A Growing Body of Work on Infrastructure Costs Sets the Stage for Meaningful Change
Whether or not more federal aid comes to transit agencies, budget constraints will persist into the future. Reduced fare revenue and lower tax receipts will increase pressure on agencies to deliver service and projects more efficiently.
Meanwhile, investments in public transit remain important for addressing environmental sustainability and social equity. When the current setbacks from COVID-19 inevitably subside, successful regions will still need high performing transit in the future.
This is all the more reason why Eno’s ongoing project analyzing cost and timeline drivers affecting delivery of public transit projects is so important. Eno has launched a new webpage as part of our effort to make our project’s goals and work products accessible. In the coming weeks, we will post more information on our construction cost data collection and case studies.

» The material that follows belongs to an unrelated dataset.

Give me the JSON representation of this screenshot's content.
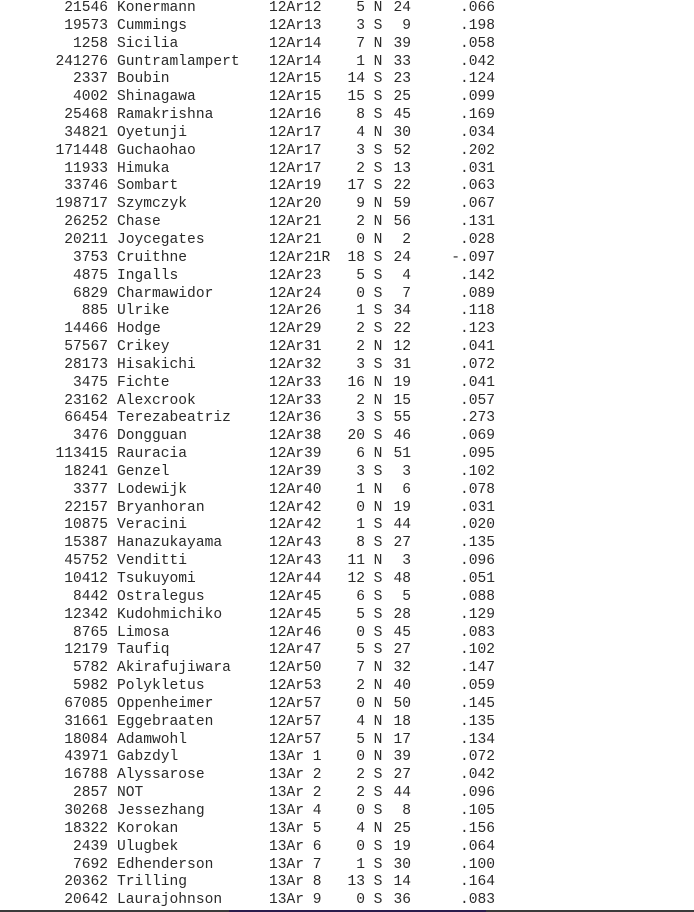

Eno is not the only organization currently exploring ways to rationalize the timelines and budgets of important transit investments. In fact, several projects currently underway around the world are aiming to answer similar questions. Eno’s project webpage links to many of these relevant resources, media stories, and other initiatives that we are coordinating with to answer our research questions. For example:
- The NYU Marron Institute of Urban Management is leading a team of researchers examining transit costs and timelines globally.
- The Transport Politic published a highly-detailed, interactive map of current and planned transit infrastructure, along with rich detail on costs and timelines.
- Berkeley Law has launched a project analyzing construction costs and delays in California that would help inform massive investments like high speed rail and other urban transit projects in the state.
- SPUR just released a new paper this week examining challenges in delivering transit projects in the Bay Area and proposing an alternative delivery model for the region.
- The Federal Transit Administration is piloting an expedited project delivery approach to see if paring back select New Starts requirements can shorten timelines.
The myriad ongoing studies provide a few high level insights. The first is that the problem of high costs and long timelines for transit projects in the United States is systemic and needs to be addressed. The issue has been of growing concern for years but has now reached a tipping point, sparking a concerted effort to find solutions.
While these efforts are all loosely coordinated, they are operating mostly independently and each have slightly different scopes. As researchers publish papers and disseminate their recommendations, we suspect there will be many similar conclusions. Several independent groups echoing similar findings can make a powerful case for meaningful change.
The last important takeaway from these efforts is that each group believes that these problems have real solutions. If researchers assumed that nothing could be done to address high costs and long timelines, few resources would be invested in addressing them. Instead, the hours invested in research can now will yield actionable results given the magnitude of these issues and the real potential for change.